Look down at the sidewalk. It’s yours, along with the land where people have parked their cars.
To the Seattle Department of Transportation (SDOT), these marginal spaces are parks in the making.
SDOT is launching a pilot program to allow community groups and businesses to turn pieces of right-of-way, such as street parking spaces, into a small park, or “parklet.”
About 27 percent of all land in Seattle is public right-of-way. SDOT manages the land through a permitting process, said Jennifer Wieland, an SDOT program manager.
Businesses and community groups will be able to apply for a permit to turn public right-of-way into public areas similar to existing pocket parks — “bigger and greener, but the same sort of experience,” Wieland said.
Plants and seating would likely be included along with a buffer from traffic.
“It does actually create a decent amount of seating for people,” Wieland said, since two parking spaces give about 40 feet to work with.
Parklets must be designed and constructed so they can be removed, and the sponsor or proponent must apply for renewal of the permit each year. While not a permanent structure, a parklet must be constructed with quality materials, “so it could last at least for a few years,” Wieland said.
There are plans in the works for parklets in center city neighborhoods, Wieland said, though she could not yet say where, or how many, because proposals are still being finalized. The program is part of SDOT’s effort to consolidate management of public right-of-way and make better use of it.

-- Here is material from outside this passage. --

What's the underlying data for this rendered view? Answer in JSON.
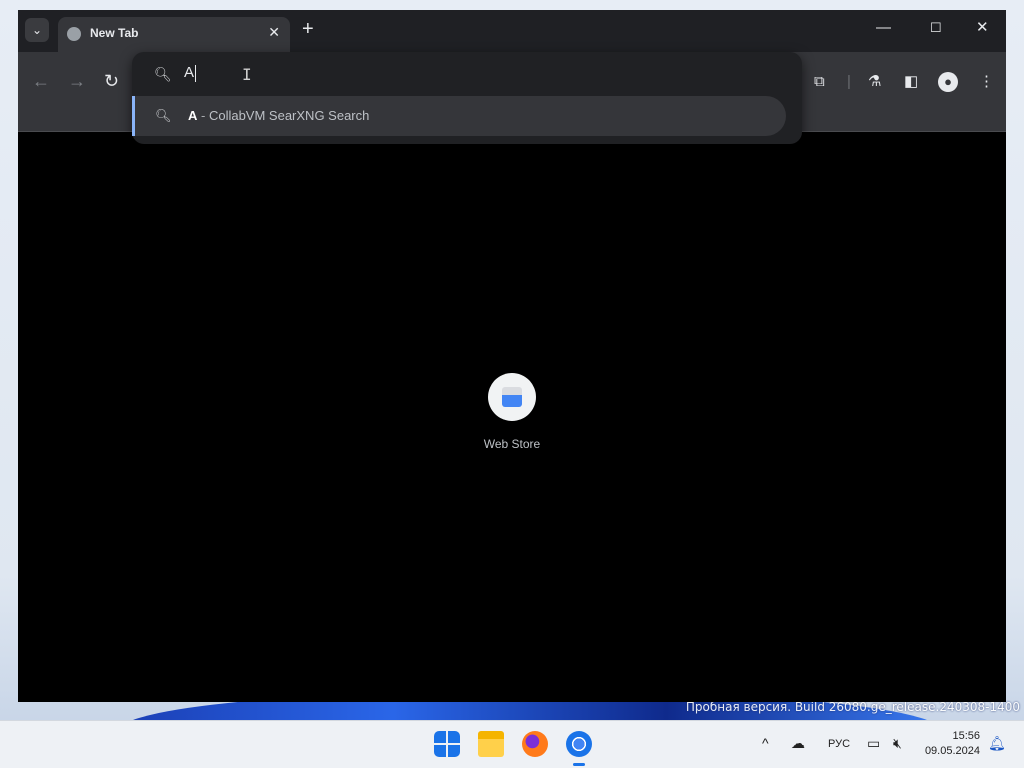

The public notification process for parklets will be similar to the process SDOT uses for sidewalk cafes, with each sponsor posting a notice in the proposed location and providing a
14-day public comment period.
Program organizers are in the process of developing an implementation strategy for parklets and expect to make a presentation to the mayor and Seattle City Council in July. SDOT is planning to hold public events and a media launch to spread the word about parklets.
Though sponsored and maintained by businesses and community groups, parklets must be open to all.
“Every parklet will have a sign on it that says this is public space,” Wieland said.
In other cities, sponsors of parklets have sometimes needed that reminder.
“Some cities have run into problems where the parklet sponsor has tried to move people out,” Wieland said. “They’ve had to go back to the parklet sponsor, and say look, you can’t do that.”
Such conflicts can be avoided, Wieland said, by educating sponsors and actively managing the space.
“Part of designing a great space is that you’ll have a lot of people who want to use it,” Wieland said. “As long we have a mix of all different kinds of people who are comfortable, it’s going to be a success.”
For questions about SDOT’s parklets pilot program, Wieland can be reached at 206.733.9970.